- _Directions for this task_:
Each line of the data below must be reproduced without any change.

(Items from an interface collection)
──────

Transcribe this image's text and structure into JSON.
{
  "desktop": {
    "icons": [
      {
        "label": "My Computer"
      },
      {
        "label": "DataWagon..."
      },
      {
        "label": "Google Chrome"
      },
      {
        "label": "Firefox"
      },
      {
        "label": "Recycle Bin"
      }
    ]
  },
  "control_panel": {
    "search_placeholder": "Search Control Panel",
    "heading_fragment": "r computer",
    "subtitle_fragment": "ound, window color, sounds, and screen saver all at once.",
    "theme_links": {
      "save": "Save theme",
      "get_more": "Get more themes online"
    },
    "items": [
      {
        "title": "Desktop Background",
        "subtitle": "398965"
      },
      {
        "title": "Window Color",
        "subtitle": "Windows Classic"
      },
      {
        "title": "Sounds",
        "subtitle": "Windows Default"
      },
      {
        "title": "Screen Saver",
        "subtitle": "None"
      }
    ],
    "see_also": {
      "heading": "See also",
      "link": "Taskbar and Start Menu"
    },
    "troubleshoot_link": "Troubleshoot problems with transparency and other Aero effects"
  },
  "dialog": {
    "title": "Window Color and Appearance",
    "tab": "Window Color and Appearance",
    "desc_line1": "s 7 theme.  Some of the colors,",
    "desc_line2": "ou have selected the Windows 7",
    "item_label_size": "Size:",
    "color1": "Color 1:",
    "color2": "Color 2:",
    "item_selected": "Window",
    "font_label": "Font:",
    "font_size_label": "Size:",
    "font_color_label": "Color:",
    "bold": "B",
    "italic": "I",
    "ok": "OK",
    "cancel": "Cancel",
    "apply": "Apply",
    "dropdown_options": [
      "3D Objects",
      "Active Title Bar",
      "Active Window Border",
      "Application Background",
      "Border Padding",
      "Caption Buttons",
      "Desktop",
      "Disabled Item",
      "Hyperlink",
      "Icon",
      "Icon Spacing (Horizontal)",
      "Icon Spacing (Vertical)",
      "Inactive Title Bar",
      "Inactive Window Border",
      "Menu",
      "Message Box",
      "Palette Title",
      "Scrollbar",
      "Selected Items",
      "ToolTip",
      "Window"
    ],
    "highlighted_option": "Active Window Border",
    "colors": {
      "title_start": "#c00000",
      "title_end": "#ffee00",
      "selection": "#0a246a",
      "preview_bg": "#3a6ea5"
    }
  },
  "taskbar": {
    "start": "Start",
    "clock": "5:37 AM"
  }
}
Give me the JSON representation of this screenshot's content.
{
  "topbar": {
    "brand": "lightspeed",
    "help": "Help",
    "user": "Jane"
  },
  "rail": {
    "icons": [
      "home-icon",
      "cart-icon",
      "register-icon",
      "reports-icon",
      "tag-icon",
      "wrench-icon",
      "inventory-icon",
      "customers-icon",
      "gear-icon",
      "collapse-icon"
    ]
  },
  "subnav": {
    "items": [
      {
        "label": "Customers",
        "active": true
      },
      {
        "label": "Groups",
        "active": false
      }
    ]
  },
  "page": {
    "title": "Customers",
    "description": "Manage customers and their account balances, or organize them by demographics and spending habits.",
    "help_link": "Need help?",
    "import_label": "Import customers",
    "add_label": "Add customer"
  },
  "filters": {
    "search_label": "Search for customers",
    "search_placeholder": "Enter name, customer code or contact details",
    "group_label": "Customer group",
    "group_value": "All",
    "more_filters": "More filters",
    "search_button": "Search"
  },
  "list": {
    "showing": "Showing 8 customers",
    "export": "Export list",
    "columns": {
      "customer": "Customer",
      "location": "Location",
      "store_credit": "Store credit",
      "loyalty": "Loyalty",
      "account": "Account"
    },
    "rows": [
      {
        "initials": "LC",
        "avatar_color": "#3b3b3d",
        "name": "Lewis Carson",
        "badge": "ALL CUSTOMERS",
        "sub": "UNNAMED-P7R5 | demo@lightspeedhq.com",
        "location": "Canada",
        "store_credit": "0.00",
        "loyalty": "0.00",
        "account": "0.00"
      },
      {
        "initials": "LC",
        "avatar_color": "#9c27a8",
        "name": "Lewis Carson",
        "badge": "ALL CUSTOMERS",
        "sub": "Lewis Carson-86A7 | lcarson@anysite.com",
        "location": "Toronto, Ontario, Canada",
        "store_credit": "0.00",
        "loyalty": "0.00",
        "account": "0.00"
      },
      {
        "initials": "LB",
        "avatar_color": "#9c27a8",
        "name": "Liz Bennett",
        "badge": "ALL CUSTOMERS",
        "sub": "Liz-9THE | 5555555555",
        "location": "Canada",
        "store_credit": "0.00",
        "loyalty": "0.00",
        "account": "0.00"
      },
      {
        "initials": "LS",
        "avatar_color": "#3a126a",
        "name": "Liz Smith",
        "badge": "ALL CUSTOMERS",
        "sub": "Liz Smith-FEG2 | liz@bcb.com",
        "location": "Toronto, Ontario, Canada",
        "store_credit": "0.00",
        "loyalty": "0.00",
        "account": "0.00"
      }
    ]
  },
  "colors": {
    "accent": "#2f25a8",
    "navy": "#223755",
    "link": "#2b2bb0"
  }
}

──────

- _Final answer_:
Transcribe this image's text and structure into JSON.
{
  "desktop": {
    "icons": [
      {
        "label": "My Computer"
      },
      {
        "label": "DataWagon..."
      },
      {
        "label": "Google Chrome"
      },
      {
        "label": "Firefox"
      },
      {
        "label": "Recycle Bin"
      }
    ]
  },
  "control_panel": {
    "search_placeholder": "Search Control Panel",
    "heading_fragment": "r computer",
    "subtitle_fragment": "ound, window color, sounds, and screen saver all at once.",
    "theme_links": {
      "save": "Save theme",
      "get_more": "Get more themes online"
    },
    "items": [
      {
        "title": "Desktop Background",
        "subtitle": "398965"
      },
      {
        "title": "Window Color",
        "subtitle": "Windows Classic"
      },
      {
        "title": "Sounds",
        "subtitle": "Windows Default"
      },
      {
        "title": "Screen Saver",
        "subtitle": "None"
      }
    ],
    "see_also": {
      "heading": "See also",
      "link": "Taskbar and Start Menu"
    },
    "troubleshoot_link": "Troubleshoot problems with transparency and other Aero effects"
  },
  "dialog": {
    "title": "Window Color and Appearance",
    "tab": "Window Color and Appearance",
    "desc_line1": "s 7 theme.  Some of the colors,",
    "desc_line2": "ou have selected the Windows 7",
    "item_label_size": "Size:",
    "color1": "Color 1:",
    "color2": "Color 2:",
    "item_selected": "Window",
    "font_label": "Font:",
    "font_size_label": "Size:",
    "font_color_label": "Color:",
    "bold": "B",
    "italic": "I",
    "ok": "OK",
    "cancel": "Cancel",
    "apply": "Apply",
    "dropdown_options": [
      "3D Objects",
      "Active Title Bar",
      "Active Window Border",
      "Application Background",
      "Border Padding",
      "Caption Buttons",
      "Desktop",
      "Disabled Item",
      "Hyperlink",
      "Icon",
      "Icon Spacing (Horizontal)",
      "Icon Spacing (Vertical)",
      "Inactive Title Bar",
      "Inactive Window Border",
      "Menu",
      "Message Box",
      "Palette Title",
      "Scrollbar",
      "Selected Items",
      "ToolTip",
      "Window"
    ],
    "highlighted_option": "Active Window Border",
    "colors": {
      "title_start": "#c00000",
      "title_end": "#ffee00",
      "selection": "#0a246a",
      "preview_bg": "#3a6ea5"
    }
  },
  "taskbar": {
    "start": "Start",
    "clock": "5:37 AM"
  }
}
Give me the JSON representation of this screenshot's content.
{
  "topbar": {
    "brand": "lightspeed",
    "help": "Help",
    "user": "Jane"
  },
  "rail": {
    "icons": [
      "home-icon",
      "cart-icon",
      "register-icon",
      "reports-icon",
      "tag-icon",
      "wrench-icon",
      "inventory-icon",
      "customers-icon",
      "gear-icon",
      "collapse-icon"
    ]
  },
  "subnav": {
    "items": [
      {
        "label": "Customers",
        "active": true
      },
      {
        "label": "Groups",
        "active": false
      }
    ]
  },
  "page": {
    "title": "Customers",
    "description": "Manage customers and their account balances, or organize them by demographics and spending habits.",
    "help_link": "Need help?",
    "import_label": "Import customers",
    "add_label": "Add customer"
  },
  "filters": {
    "search_label": "Search for customers",
    "search_placeholder": "Enter name, customer code or contact details",
    "group_label": "Customer group",
    "group_value": "All",
    "more_filters": "More filters",
    "search_button": "Search"
  },
  "list": {
    "showing": "Showing 8 customers",
    "export": "Export list",
    "columns": {
      "customer": "Customer",
      "location": "Location",
      "store_credit": "Store credit",
      "loyalty": "Loyalty",
      "account": "Account"
    },
    "rows": [
      {
        "initials": "LC",
        "avatar_color": "#3b3b3d",
        "name": "Lewis Carson",
        "badge": "ALL CUSTOMERS",
        "sub": "UNNAMED-P7R5 | demo@lightspeedhq.com",
        "location": "Canada",
        "store_credit": "0.00",
        "loyalty": "0.00",
        "account": "0.00"
      },
      {
        "initials": "LC",
        "avatar_color": "#9c27a8",
        "name": "Lewis Carson",
        "badge": "ALL CUSTOMERS",
        "sub": "Lewis Carson-86A7 | lcarson@anysite.com",
        "location": "Toronto, Ontario, Canada",
        "store_credit": "0.00",
        "loyalty": "0.00",
        "account": "0.00"
      },
      {
        "initials": "LB",
        "avatar_color": "#9c27a8",
        "name": "Liz Bennett",
        "badge": "ALL CUSTOMERS",
        "sub": "Liz-9THE | 5555555555",
        "location": "Canada",
        "store_credit": "0.00",
        "loyalty": "0.00",
        "account": "0.00"
      },
      {
        "initials": "LS",
        "avatar_color": "#3a126a",
        "name": "Liz Smith",
        "badge": "ALL CUSTOMERS",
        "sub": "Liz Smith-FEG2 | liz@bcb.com",
        "location": "Toronto, Ontario, Canada",
        "store_credit": "0.00",
        "loyalty": "0.00",
        "account": "0.00"
      }
    ]
  },
  "colors": {
    "accent": "#2f25a8",
    "navy": "#223755",
    "link": "#2b2bb0"
  }
}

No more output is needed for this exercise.